*** Opening Record set ***

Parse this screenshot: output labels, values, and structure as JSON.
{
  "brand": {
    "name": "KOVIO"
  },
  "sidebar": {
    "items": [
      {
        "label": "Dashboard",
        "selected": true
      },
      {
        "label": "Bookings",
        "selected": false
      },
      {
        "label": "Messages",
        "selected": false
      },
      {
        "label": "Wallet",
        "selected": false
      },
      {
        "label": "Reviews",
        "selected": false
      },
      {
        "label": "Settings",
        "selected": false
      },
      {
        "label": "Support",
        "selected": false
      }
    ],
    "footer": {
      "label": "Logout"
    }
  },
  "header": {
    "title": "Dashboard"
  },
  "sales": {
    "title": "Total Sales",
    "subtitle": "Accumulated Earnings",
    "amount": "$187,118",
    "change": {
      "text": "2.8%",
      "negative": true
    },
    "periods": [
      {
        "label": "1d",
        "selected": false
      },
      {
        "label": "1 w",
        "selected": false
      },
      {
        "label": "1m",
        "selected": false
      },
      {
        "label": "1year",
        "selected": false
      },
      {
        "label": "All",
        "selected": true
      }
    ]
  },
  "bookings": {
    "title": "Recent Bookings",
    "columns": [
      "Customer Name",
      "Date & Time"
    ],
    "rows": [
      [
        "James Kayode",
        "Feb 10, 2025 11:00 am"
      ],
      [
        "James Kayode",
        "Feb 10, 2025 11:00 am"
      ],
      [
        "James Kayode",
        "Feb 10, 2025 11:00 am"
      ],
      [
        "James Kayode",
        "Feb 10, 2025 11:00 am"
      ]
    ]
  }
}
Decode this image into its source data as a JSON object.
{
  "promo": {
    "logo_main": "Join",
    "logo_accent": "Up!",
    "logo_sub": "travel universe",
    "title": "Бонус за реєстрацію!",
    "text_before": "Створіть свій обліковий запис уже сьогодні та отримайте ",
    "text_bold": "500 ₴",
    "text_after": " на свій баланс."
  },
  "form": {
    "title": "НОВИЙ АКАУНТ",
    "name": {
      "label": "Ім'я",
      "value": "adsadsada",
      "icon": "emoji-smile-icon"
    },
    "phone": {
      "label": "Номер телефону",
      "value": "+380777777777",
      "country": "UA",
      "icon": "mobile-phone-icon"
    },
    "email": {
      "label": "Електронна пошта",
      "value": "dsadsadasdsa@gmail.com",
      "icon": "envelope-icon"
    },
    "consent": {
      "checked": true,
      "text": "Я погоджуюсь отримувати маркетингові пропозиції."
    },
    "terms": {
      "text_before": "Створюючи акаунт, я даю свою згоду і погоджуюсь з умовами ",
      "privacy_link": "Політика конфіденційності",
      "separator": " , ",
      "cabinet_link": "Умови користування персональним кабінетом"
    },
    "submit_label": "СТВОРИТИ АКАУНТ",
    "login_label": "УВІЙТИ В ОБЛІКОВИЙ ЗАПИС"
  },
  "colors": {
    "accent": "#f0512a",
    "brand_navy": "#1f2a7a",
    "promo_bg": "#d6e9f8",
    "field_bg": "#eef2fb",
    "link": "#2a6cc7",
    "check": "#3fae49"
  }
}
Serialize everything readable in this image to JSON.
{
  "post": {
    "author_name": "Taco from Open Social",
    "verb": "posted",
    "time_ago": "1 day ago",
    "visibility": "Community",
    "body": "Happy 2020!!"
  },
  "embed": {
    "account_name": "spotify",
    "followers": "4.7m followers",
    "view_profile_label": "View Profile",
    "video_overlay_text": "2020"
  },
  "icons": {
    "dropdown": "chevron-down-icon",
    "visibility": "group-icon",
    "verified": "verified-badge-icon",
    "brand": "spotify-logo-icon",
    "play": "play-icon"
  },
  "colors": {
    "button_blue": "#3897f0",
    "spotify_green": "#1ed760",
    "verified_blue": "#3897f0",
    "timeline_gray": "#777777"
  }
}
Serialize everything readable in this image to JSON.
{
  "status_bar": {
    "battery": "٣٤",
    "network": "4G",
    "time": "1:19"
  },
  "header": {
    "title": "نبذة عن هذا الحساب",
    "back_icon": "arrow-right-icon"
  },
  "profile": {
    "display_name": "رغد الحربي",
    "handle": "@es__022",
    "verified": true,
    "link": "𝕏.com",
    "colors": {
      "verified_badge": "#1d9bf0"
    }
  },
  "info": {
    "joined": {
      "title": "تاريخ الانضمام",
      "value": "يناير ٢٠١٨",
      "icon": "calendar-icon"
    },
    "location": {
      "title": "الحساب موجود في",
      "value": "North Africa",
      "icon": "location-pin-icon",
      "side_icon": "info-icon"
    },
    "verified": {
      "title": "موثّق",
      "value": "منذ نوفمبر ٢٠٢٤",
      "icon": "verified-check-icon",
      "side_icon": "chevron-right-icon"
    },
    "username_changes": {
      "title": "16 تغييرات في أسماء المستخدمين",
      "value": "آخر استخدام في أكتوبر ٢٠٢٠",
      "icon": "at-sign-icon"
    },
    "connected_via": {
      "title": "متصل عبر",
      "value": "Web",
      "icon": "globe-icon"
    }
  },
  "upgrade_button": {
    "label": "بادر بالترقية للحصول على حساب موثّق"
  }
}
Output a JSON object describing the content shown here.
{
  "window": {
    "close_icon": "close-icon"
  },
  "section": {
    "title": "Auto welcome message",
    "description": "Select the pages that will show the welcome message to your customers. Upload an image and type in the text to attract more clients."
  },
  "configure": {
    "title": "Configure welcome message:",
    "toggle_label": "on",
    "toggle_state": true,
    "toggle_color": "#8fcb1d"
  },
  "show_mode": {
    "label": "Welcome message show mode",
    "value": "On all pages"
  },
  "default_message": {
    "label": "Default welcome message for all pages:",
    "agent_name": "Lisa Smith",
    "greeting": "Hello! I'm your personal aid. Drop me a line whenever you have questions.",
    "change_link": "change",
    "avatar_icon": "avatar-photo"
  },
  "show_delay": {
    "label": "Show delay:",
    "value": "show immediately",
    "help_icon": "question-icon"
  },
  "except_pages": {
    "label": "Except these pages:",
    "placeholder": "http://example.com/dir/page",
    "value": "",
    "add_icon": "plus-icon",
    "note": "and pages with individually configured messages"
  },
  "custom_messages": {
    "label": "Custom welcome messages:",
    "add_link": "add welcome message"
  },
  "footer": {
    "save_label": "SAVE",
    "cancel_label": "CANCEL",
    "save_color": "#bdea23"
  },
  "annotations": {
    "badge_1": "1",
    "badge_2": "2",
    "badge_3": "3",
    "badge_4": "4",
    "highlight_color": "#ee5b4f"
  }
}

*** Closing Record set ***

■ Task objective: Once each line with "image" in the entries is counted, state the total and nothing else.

■ Answer below: 4